-------- Extracted records
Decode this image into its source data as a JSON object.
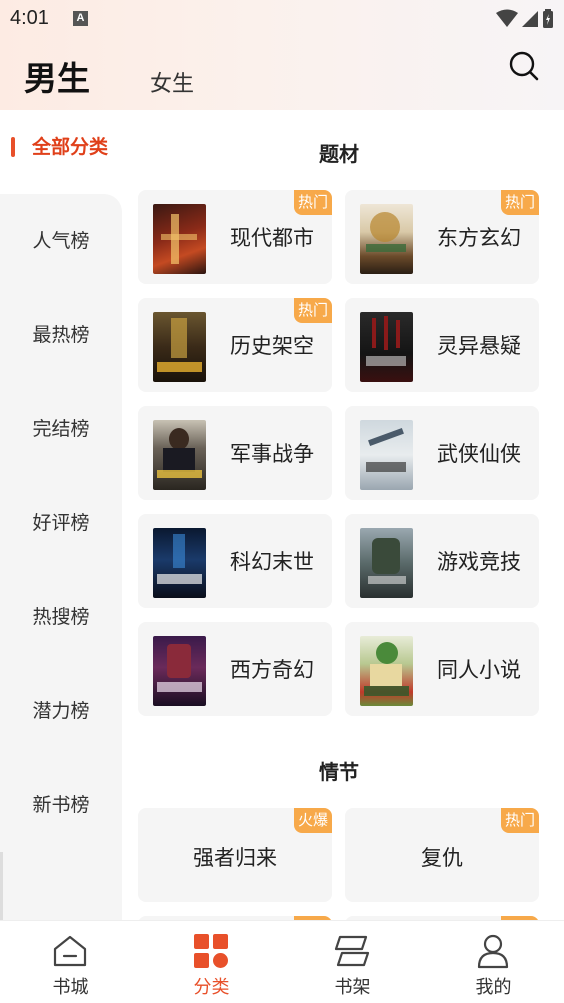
{
  "status_bar": {
    "time": "4:01",
    "badge": "A"
  },
  "header": {
    "tabs": [
      {
        "label": "男生",
        "active": true
      },
      {
        "label": "女生",
        "active": false
      }
    ],
    "search_icon": "search-icon"
  },
  "sidebar": {
    "selected": "全部分类",
    "items": [
      "人气榜",
      "最热榜",
      "完结榜",
      "好评榜",
      "热搜榜",
      "潜力榜",
      "新书榜"
    ]
  },
  "sections": {
    "theme": {
      "title": "题材",
      "cards": [
        {
          "name": "现代都市",
          "tag": "热门"
        },
        {
          "name": "东方玄幻",
          "tag": "热门"
        },
        {
          "name": "历史架空",
          "tag": "热门"
        },
        {
          "name": "灵异悬疑",
          "tag": ""
        },
        {
          "name": "军事战争",
          "tag": ""
        },
        {
          "name": "武侠仙侠",
          "tag": ""
        },
        {
          "name": "科幻末世",
          "tag": ""
        },
        {
          "name": "游戏竞技",
          "tag": ""
        },
        {
          "name": "西方奇幻",
          "tag": ""
        },
        {
          "name": "同人小说",
          "tag": ""
        }
      ]
    },
    "plot": {
      "title": "情节",
      "cards": [
        {
          "name": "强者归来",
          "tag": "火爆"
        },
        {
          "name": "复仇",
          "tag": "热门"
        }
      ]
    }
  },
  "bottom_nav": [
    {
      "label": "书城",
      "icon": "home-icon",
      "active": false
    },
    {
      "label": "分类",
      "icon": "category-icon",
      "active": true
    },
    {
      "label": "书架",
      "icon": "bookshelf-icon",
      "active": false
    },
    {
      "label": "我的",
      "icon": "profile-icon",
      "active": false
    }
  ],
  "colors": {
    "accent": "#e8502a",
    "tag": "#f7a94a",
    "card_bg": "#f5f5f5"
  }
}
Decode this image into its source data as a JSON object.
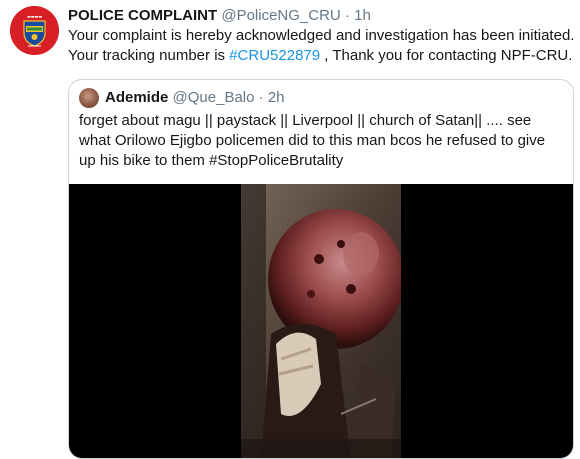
{
  "tweet": {
    "author_name": "POLICE COMPLAINT",
    "handle": "@PoliceNG_CRU",
    "separator": "·",
    "time": "1h",
    "text_before": "Your complaint is hereby acknowledged and investigation has been initiated. Your tracking number is ",
    "hashtag": "#CRU522879",
    "text_after": " , Thank you for contacting NPF-CRU.",
    "avatar_icon": "police-crest-icon"
  },
  "quoted": {
    "author_name": "Ademide",
    "handle": "@Que_Balo",
    "separator": "·",
    "time": "2h",
    "text": "forget about magu || paystack || Liverpool || church of Satan|| .... see what Orilowo Ejigbo policemen did to this man bcos he refused to give up his bike to them  #StopPoliceBrutality",
    "media_type": "video-thumbnail"
  },
  "colors": {
    "link": "#1b95e0",
    "muted": "#657786",
    "border": "#ccd6dd",
    "brand_red": "#d71f26"
  }
}
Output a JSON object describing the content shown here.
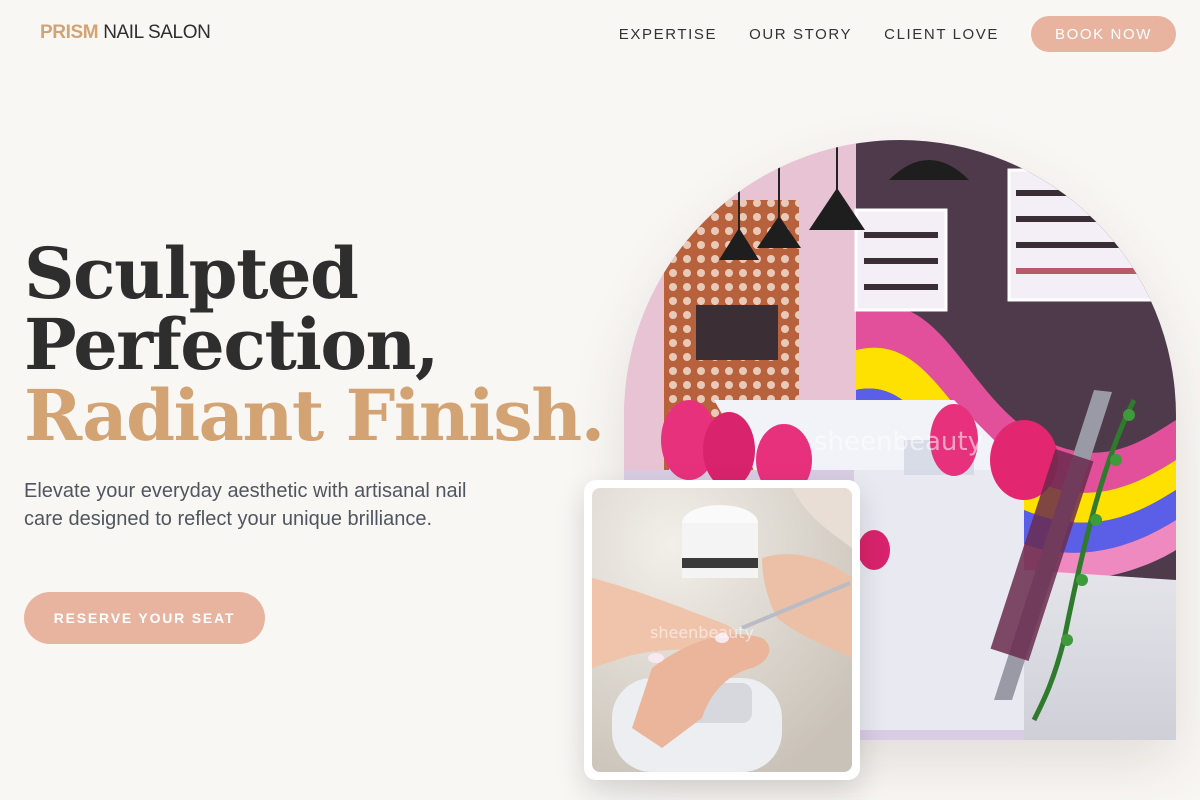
{
  "header": {
    "logo_brand": "PRISM",
    "logo_rest": "NAIL SALON",
    "nav": [
      {
        "label": "EXPERTISE"
      },
      {
        "label": "OUR STORY"
      },
      {
        "label": "CLIENT LOVE"
      }
    ],
    "cta_label": "BOOK NOW"
  },
  "hero": {
    "title_line1": "Sculpted",
    "title_line2": "Perfection,",
    "title_line3": "Radiant Finish.",
    "description": "Elevate your everyday aesthetic with artisanal nail care designed to reflect your unique brilliance.",
    "cta_label": "RESERVE YOUR SEAT"
  },
  "images": {
    "main_watermark": "sheenbeauty",
    "inset_watermark": "sheenbeauty"
  },
  "colors": {
    "accent": "#d4a373",
    "button": "#e8b4a0",
    "background": "#f9f7f4",
    "text": "#2e2e2e"
  }
}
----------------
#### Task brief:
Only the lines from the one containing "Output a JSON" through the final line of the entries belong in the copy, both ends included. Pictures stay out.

#### Task result:
Output a JSON object describing the content shown here.
{
  "header": {
    "logo_brand": "PRISM",
    "logo_rest": "NAIL SALON",
    "nav": [
      {
        "label": "EXPERTISE"
      },
      {
        "label": "OUR STORY"
      },
      {
        "label": "CLIENT LOVE"
      }
    ],
    "cta_label": "BOOK NOW"
  },
  "hero": {
    "title_line1": "Sculpted",
    "title_line2": "Perfection,",
    "title_line3": "Radiant Finish.",
    "description": "Elevate your everyday aesthetic with artisanal nail care designed to reflect your unique brilliance.",
    "cta_label": "RESERVE YOUR SEAT"
  },
  "images": {
    "main_watermark": "sheenbeauty",
    "inset_watermark": "sheenbeauty"
  },
  "colors": {
    "accent": "#d4a373",
    "button": "#e8b4a0",
    "background": "#f9f7f4",
    "text": "#2e2e2e"
  }
}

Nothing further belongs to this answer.